In light of the engine problems involving Robin Leach’s trip down under and Kevin’s comments posted below, I think it is important to pass on some thing regarding my engine and the automatic altitude compensating mixture control that might be of interest to those you out flying.
In late June I took my plane to DLH for it annual check up, admittedly a little early, but I figured better then than just before OSH. I voiced some concern over a number of things many of which were minor, such as the pilot’s door did not open or close as easy as the passenger door, and virtually all were resolved. While most everything seemed to be in order, we talked about how hot my engine would get in an extended climb. I indicated that my fuel flow never has shown 18 GPH at takeoff even at Sea Level as Bill Marvel and Robin Leach experienced on their trip back to the West Coast at even higher altitudes.
As a result Cirrus spent considerable time investigating and adjusting the fuel system. First, my injectors were filthy (likely the result of dirty fuel that fuel filters do not stop) and were cleaned. Second, the altitude mixture control was replaced and/or calibrated. In addition, Cirrus adjusted the throttle/prop control interface. In total, Cirrus ran my engine for over three hours, which gives me the impression that the adjustments and sensitivity take some expertise to make right. It also worries me that if it takes Cirrus that long to make adjustments, how long will it take “mere mortals” at other shops to make the adjustments.
After the adjustments, I now note the engine “sucks” up much more fuel than it did before AND, more importantly, the engine and oil temps are cooler. I am delighted that both of those are cooler and the fuel burn overall isn’t appreciably more than before, but the plane does not fly as fast Â… getting about 155 TAS. The other factor that has me concerned is the engine does not run smoothly at low idle. It, in my view, seems to be running too rich, but the mixture control is “automatic”!? Cirrus and our folks at Del Monte are going to do some more testing and tweaking, but Â…. We’ll see.
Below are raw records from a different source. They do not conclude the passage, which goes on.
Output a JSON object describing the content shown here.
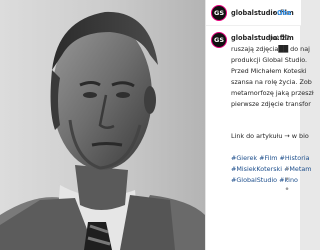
{
  "post": {
    "account": "globalstudio.film",
    "avatar_label": "GS",
    "separator": "•",
    "follow_label": "Obs"
  },
  "caption": {
    "username": "globalstudio.film",
    "lines": [
      "Już 27",
      "ruszają zdjęcia██ do naj",
      "produkcji Global Studio.",
      "Przed Michałem Koteski",
      "szansa na rolę życia. Zob",
      "metamorfozę jaką przeszł",
      "pierwsze zdjęcie transfor",
      "Link do artykułu → w bio",
      "#Gierek #Film #Historia",
      "#MisiekKoterski #Metam",
      "#GlobalStudio #kino"
    ]
  },
  "icons": {
    "avatar": "logo-icon",
    "more": "more-dots-icon"
  },
  "colors": {
    "follow_blue": "#3897f0",
    "hashtag_blue": "#1e4f8c",
    "avatar_ring": "#e6007e"
  }
}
As a result of my concerns, I am having a Graphic Engine Monitor installed that includes 6 probes for each of CHT and EGT. I am losing faith in the “automatic system.” I want to know exactly how the engine is performing. The GEM gives you graphic feedback on all six cylinders at the same time. Differences will become apparent right away and you are then better informed about whether or not you engine is being properly “fed” or not. I would suggest to those of you that have any concern that a GEM ought to be considered. Cost - about $2,000. It could be cheap insurance and reduce future engine maintenance bills.